Set down the data that follows, exactly and completely.

Stored items:
'''

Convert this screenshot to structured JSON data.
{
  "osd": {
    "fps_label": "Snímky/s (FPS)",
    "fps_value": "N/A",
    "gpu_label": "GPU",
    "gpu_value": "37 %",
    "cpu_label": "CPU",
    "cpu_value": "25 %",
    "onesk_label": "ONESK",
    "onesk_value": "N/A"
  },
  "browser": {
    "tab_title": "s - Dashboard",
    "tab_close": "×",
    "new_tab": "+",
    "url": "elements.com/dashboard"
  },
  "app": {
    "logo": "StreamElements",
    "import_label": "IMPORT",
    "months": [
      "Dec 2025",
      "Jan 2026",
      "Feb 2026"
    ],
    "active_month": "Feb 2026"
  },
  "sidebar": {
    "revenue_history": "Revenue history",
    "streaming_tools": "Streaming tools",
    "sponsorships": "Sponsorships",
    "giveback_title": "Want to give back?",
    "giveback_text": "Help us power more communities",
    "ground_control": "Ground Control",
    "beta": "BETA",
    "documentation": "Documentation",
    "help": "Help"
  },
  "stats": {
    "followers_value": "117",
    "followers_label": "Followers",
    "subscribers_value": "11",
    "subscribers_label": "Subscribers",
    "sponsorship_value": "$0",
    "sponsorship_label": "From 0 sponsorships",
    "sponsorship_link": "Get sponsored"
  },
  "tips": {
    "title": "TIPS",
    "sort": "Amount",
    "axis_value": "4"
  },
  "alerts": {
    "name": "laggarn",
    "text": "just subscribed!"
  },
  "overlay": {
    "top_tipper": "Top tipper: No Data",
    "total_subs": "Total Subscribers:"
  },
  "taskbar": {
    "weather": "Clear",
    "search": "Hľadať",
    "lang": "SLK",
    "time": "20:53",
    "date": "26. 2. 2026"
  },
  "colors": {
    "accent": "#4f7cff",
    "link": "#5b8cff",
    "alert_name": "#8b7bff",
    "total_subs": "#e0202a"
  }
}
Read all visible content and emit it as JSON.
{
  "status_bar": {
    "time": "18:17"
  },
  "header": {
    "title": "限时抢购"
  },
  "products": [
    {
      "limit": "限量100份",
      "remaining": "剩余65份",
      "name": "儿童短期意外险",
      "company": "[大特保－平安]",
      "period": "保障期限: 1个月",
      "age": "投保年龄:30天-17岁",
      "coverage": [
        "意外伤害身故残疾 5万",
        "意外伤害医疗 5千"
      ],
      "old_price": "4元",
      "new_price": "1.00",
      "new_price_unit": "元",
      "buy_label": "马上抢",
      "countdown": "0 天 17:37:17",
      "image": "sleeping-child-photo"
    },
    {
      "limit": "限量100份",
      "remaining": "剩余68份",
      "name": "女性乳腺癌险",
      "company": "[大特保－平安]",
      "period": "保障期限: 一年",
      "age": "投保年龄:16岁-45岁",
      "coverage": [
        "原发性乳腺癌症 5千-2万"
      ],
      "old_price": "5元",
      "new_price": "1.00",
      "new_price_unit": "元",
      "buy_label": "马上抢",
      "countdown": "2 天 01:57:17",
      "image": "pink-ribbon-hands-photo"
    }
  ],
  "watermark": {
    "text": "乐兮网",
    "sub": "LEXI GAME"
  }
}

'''

RESPONSE TO THIS EXERCISE
Convert this screenshot to structured JSON data.
{
  "osd": {
    "fps_label": "Snímky/s (FPS)",
    "fps_value": "N/A",
    "gpu_label": "GPU",
    "gpu_value": "37 %",
    "cpu_label": "CPU",
    "cpu_value": "25 %",
    "onesk_label": "ONESK",
    "onesk_value": "N/A"
  },
  "browser": {
    "tab_title": "s - Dashboard",
    "tab_close": "×",
    "new_tab": "+",
    "url": "elements.com/dashboard"
  },
  "app": {
    "logo": "StreamElements",
    "import_label": "IMPORT",
    "months": [
      "Dec 2025",
      "Jan 2026",
      "Feb 2026"
    ],
    "active_month": "Feb 2026"
  },
  "sidebar": {
    "revenue_history": "Revenue history",
    "streaming_tools": "Streaming tools",
    "sponsorships": "Sponsorships",
    "giveback_title": "Want to give back?",
    "giveback_text": "Help us power more communities",
    "ground_control": "Ground Control",
    "beta": "BETA",
    "documentation": "Documentation",
    "help": "Help"
  },
  "stats": {
    "followers_value": "117",
    "followers_label": "Followers",
    "subscribers_value": "11",
    "subscribers_label": "Subscribers",
    "sponsorship_value": "$0",
    "sponsorship_label": "From 0 sponsorships",
    "sponsorship_link": "Get sponsored"
  },
  "tips": {
    "title": "TIPS",
    "sort": "Amount",
    "axis_value": "4"
  },
  "alerts": {
    "name": "laggarn",
    "text": "just subscribed!"
  },
  "overlay": {
    "top_tipper": "Top tipper: No Data",
    "total_subs": "Total Subscribers:"
  },
  "taskbar": {
    "weather": "Clear",
    "search": "Hľadať",
    "lang": "SLK",
    "time": "20:53",
    "date": "26. 2. 2026"
  },
  "colors": {
    "accent": "#4f7cff",
    "link": "#5b8cff",
    "alert_name": "#8b7bff",
    "total_subs": "#e0202a"
  }
}
Read all visible content and emit it as JSON.
{
  "status_bar": {
    "time": "18:17"
  },
  "header": {
    "title": "限时抢购"
  },
  "products": [
    {
      "limit": "限量100份",
      "remaining": "剩余65份",
      "name": "儿童短期意外险",
      "company": "[大特保－平安]",
      "period": "保障期限: 1个月",
      "age": "投保年龄:30天-17岁",
      "coverage": [
        "意外伤害身故残疾 5万",
        "意外伤害医疗 5千"
      ],
      "old_price": "4元",
      "new_price": "1.00",
      "new_price_unit": "元",
      "buy_label": "马上抢",
      "countdown": "0 天 17:37:17",
      "image": "sleeping-child-photo"
    },
    {
      "limit": "限量100份",
      "remaining": "剩余68份",
      "name": "女性乳腺癌险",
      "company": "[大特保－平安]",
      "period": "保障期限: 一年",
      "age": "投保年龄:16岁-45岁",
      "coverage": [
        "原发性乳腺癌症 5千-2万"
      ],
      "old_price": "5元",
      "new_price": "1.00",
      "new_price_unit": "元",
      "buy_label": "马上抢",
      "countdown": "2 天 01:57:17",
      "image": "pink-ribbon-hands-photo"
    }
  ],
  "watermark": {
    "text": "乐兮网",
    "sub": "LEXI GAME"
  }
}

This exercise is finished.